SIR DAVID MAXWELL-FYFE: What were the suggestions?

SCHELLENBERG: That the majority should be treated as individual cases, as "having perished in air raids"; some, I believe, because they "offered resistance," that is, "physical resistance," while others were "pursued when escaping."

SIR DAVID MAXWELL-FYFE: You mean — shot while trying to escape?

SCHELLENBERG: Yes, shot in flight.

SIR DAVID MAXWELL-FYFE: And these were the excuses which Kaltenbrunner suggested?

SCHELLENBERG: Yes, these were the excuses that Kaltenbrunner suggested.

SIR DAVID MAXWELL-FYFE: Now, I want you to try and remember as well as you can about these prisoners. Does any number remain in your mind? Can you remember any number of prisoners that they were discussing or how these explanations arose? About how many?

SCHELLENBERG: I remember only that the number "50" was mentioned over and over again, but what the actual details were I cannot say because I just caught fragments of the conversation. I could not follow the whole conversation.

SIR DAVID MAXWELL-FYFE: But the number "50" remains in your mind?

SCHELLENBERG: Yes, I heard "50."

SIR DAVID MAXWELL-FYFE: Can you remember anything of the place or the camp in which these people had been, who were said to have been shot?

SCHELLENBERG: I cannot tell you under oath. There is a possibility that I might add something I heard afterwards. I believe it was Breslau, but I cannot say it exactly, as a fact.

SIR DAVID MAXWELL-FYFE: And can you remember anything of what service the people belonged to? Were they Air Force or Army? Have you any recollection on that point?

SCHELLENBERG: I believe they were all officers.



SIR DAVID MAXWELL-FYFE: But you cannot remember what service?
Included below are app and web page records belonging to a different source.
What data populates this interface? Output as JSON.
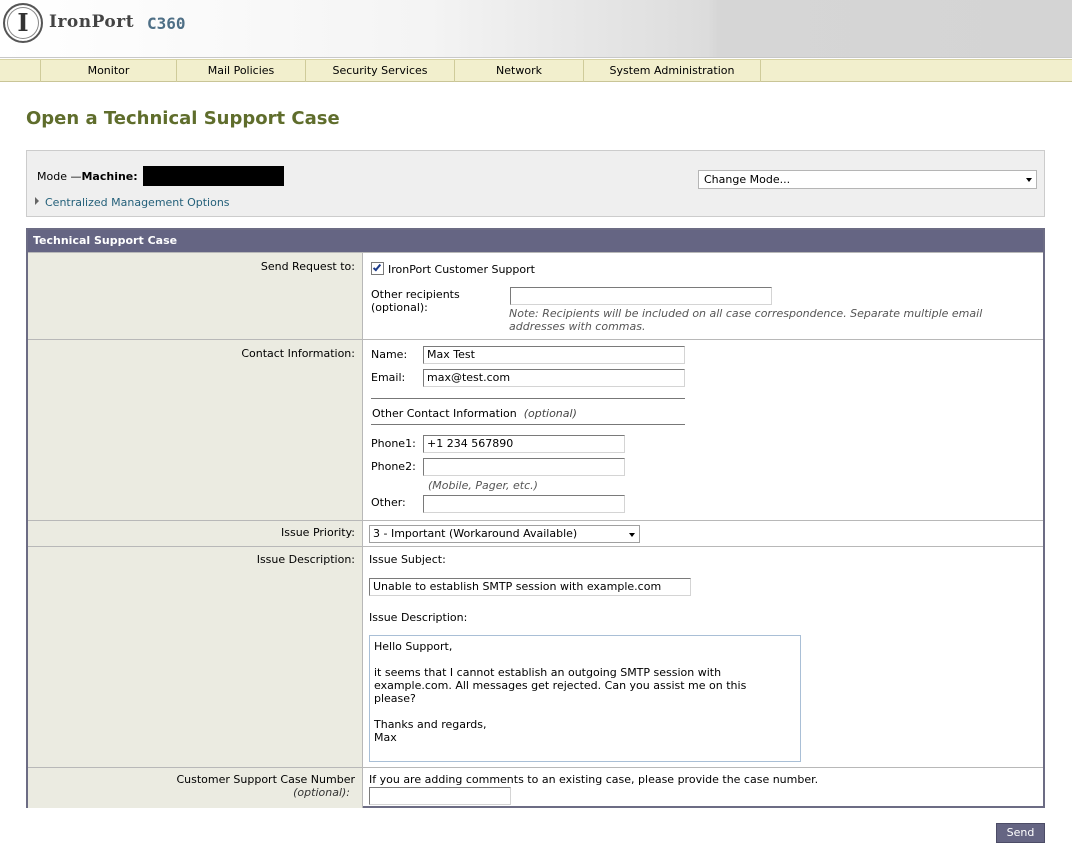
{
  "header": {
    "logo_letter": "I",
    "brand": "IronPort",
    "product": "C360"
  },
  "nav": {
    "items": [
      "Monitor",
      "Mail Policies",
      "Security Services",
      "Network",
      "System Administration"
    ]
  },
  "page": {
    "title": "Open a Technical Support Case"
  },
  "mode": {
    "label_prefix": "Mode —",
    "label_machine": "Machine:",
    "change_mode_select": "Change Mode...",
    "centralized_link": "Centralized Management Options"
  },
  "case": {
    "header": "Technical Support Case",
    "send_request": {
      "label": "Send Request to:",
      "checkbox_label": "IronPort Customer Support",
      "checked": true,
      "other_recipients_label_1": "Other recipients",
      "other_recipients_label_2": "(optional):",
      "other_recipients_value": "",
      "note_line_1": "Note: Recipients will be included on all case correspondence. Separate multiple email",
      "note_line_2": "addresses with commas."
    },
    "contact": {
      "label": "Contact Information:",
      "name_label": "Name:",
      "name_value": "Max Test",
      "email_label": "Email:",
      "email_value": "max@test.com",
      "other_contact_label": "Other Contact Information",
      "optional": "(optional)",
      "phone1_label": "Phone1:",
      "phone1_value": "+1 234 567890",
      "phone2_label": "Phone2:",
      "phone2_value": "",
      "phone2_hint": "(Mobile, Pager, etc.)",
      "other_label": "Other:",
      "other_value": ""
    },
    "priority": {
      "label": "Issue Priority:",
      "selected": "3 - Important (Workaround Available)"
    },
    "description": {
      "label": "Issue Description:",
      "subject_label": "Issue Subject:",
      "subject_value": "Unable to establish SMTP session with example.com",
      "desc_label": "Issue Description:",
      "desc_value": "Hello Support,\n\nit seems that I cannot establish an outgoing SMTP session with\nexample.com. All messages get rejected. Can you assist me on this\nplease?\n\nThanks and regards,\nMax"
    },
    "case_number": {
      "label": "Customer Support Case Number",
      "label_sub": "(optional):",
      "hint": "If you are adding comments to an existing case, please provide the case number.",
      "value": ""
    }
  },
  "actions": {
    "send_label": "Send"
  }
}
SCHELLENBERG: No, that I cannot tell you.

SIR DAVID MAXWELL-FYFE: I am very grateful to the Tribunal for letting me ask these questions.